Ushi no Koku Mairi means visiting a shrine at the hour of the ox (between 1:00 and 3:00 am). It also means going there so you can put a curse on your enemy. Deriving from the legend of Hashi Hime (The Bridge Princess) and the Noh play Kanawa (The Iron Crown), this peculiar and frightening way of cursing those who have wronged you is definitely next level.
On May 5th people all across Japan celebrate Children’s Day or Kodomo no Hi. It might not be a normal year, but if you look out your veranda you can possibly see some carp streamer (koi nobori). One of the ways to celebrate is with an iris bath or shoubu-yu. It’s purported to make you strong like a samurai. Another way to celebrate is for boys to set out a fancy doll. Kintaro is often found in houses all over Japan. He’s also big and strong like a samurai.
An amabie is a Japanese yokai that is said to have predicted a plague and then encouraged people to share its image to protect them from that previously predicted plague. Or something like that.

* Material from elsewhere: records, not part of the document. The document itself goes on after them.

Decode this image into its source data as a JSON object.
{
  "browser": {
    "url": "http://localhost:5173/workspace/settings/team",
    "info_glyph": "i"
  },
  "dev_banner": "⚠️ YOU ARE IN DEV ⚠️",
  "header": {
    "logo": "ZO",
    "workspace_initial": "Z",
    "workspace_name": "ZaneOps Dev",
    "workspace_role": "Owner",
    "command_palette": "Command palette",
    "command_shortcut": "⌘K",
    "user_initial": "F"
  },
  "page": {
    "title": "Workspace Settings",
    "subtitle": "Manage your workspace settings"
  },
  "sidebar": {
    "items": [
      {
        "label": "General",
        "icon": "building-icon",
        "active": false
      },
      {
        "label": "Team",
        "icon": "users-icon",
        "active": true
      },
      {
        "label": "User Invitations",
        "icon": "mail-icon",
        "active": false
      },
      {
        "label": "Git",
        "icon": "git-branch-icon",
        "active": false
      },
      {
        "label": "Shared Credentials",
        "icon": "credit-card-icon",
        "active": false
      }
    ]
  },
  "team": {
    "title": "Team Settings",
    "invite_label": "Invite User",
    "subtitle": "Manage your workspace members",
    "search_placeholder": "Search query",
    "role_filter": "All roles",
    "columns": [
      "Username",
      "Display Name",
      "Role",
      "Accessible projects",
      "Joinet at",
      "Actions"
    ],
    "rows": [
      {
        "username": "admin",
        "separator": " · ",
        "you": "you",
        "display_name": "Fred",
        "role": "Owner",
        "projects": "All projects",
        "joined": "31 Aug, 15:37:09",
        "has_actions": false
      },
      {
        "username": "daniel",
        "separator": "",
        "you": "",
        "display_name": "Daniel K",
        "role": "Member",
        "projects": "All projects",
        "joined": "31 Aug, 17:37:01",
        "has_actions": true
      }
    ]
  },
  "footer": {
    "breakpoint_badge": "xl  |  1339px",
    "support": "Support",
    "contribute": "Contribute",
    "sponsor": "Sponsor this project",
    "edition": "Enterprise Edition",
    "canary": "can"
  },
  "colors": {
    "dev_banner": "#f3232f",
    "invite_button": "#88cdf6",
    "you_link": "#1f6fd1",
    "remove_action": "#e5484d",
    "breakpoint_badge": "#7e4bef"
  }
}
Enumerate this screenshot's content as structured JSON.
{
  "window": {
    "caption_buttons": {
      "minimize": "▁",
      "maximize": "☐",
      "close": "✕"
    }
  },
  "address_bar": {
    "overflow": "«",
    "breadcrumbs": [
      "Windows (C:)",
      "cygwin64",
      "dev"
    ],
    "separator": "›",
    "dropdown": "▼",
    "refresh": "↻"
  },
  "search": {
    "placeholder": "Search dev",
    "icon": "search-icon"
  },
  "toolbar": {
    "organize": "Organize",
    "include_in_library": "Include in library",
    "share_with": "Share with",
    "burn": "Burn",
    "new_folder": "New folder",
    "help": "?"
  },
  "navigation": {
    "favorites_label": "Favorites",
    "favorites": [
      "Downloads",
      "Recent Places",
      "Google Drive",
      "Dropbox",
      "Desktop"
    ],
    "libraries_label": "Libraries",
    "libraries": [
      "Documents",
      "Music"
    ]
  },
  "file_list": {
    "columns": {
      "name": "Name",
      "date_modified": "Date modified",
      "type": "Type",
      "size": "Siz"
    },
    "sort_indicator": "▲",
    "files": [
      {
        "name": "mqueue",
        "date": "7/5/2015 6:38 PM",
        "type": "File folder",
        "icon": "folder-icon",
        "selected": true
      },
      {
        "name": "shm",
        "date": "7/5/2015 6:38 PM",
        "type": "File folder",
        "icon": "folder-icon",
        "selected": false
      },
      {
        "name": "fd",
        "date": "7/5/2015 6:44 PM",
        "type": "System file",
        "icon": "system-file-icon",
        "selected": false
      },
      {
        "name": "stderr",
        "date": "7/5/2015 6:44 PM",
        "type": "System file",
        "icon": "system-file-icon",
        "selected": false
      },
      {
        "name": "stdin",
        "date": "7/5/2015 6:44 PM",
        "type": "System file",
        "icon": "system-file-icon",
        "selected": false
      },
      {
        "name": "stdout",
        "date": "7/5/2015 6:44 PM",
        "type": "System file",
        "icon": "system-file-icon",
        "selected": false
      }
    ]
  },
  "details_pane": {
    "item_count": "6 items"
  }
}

The amabie has recently been re-remembered all over Japanese social media with people posting their own adorable depictions of that long-haired, beak-faced, three-footed creature and wishing the current plague (Covid-19) to go away.
A kappa is a small, scrawny, aquatic yokai with a parrot-like beak, a tortoise-style shell on its back, and an indentation on the top of its head full of water. They’re found in rivers, lakes, ponds, and even coastal areas. But what do they do?
While recently kappa have been rebranded to be very kawaii, that hasn’t always been the case. Listen to the newest episode of Uncanny Japan to find out how heinous these slimy critters can be.
During sleep paralysis have you ever the feeling of a ghost child crawling on top of you? If so, you’ve probably experienced a zashiki warashi (Guest Room Child). But don’t worry, they’re not bad. In fact, they’re the bringer of good luck and fortune.
The makura gaeshi or pillow flipper, was thought to cause kanashibari–sleep paralysis. It happens when you believe you’ve woken up in bed, but you’re actually somewhere between wakefulness and sleep. You’re aware of the room around you, but there’s a subtle change in the air. You try to move, but you’re frozen. You try to call out, but you can’t make a sound. It’s a terrifying experience.
In Japan when an inanimate object reaches its 100th birthday and perhaps it was mistreated, or lost, or thrown away, it gains a soul and might possibly start playing tricks on people. This is called tsukumogami, or haunted artifacts. In this episode of Uncanny Japan, I talk about the tsukumogami and some traditional ones you could run across on a dark spooky night.
In this episode I’m going to tell you a spooky tale called Yotsuya Kaidan, the story of Oiwa and her sad and vengeful ghost. This is one of the big Japanese ghost stories. Remember I told you about Okiku and the Nine Plates back in Episode 25. Today’s ghost, Oiwa, is as well-known as our poor Okiku.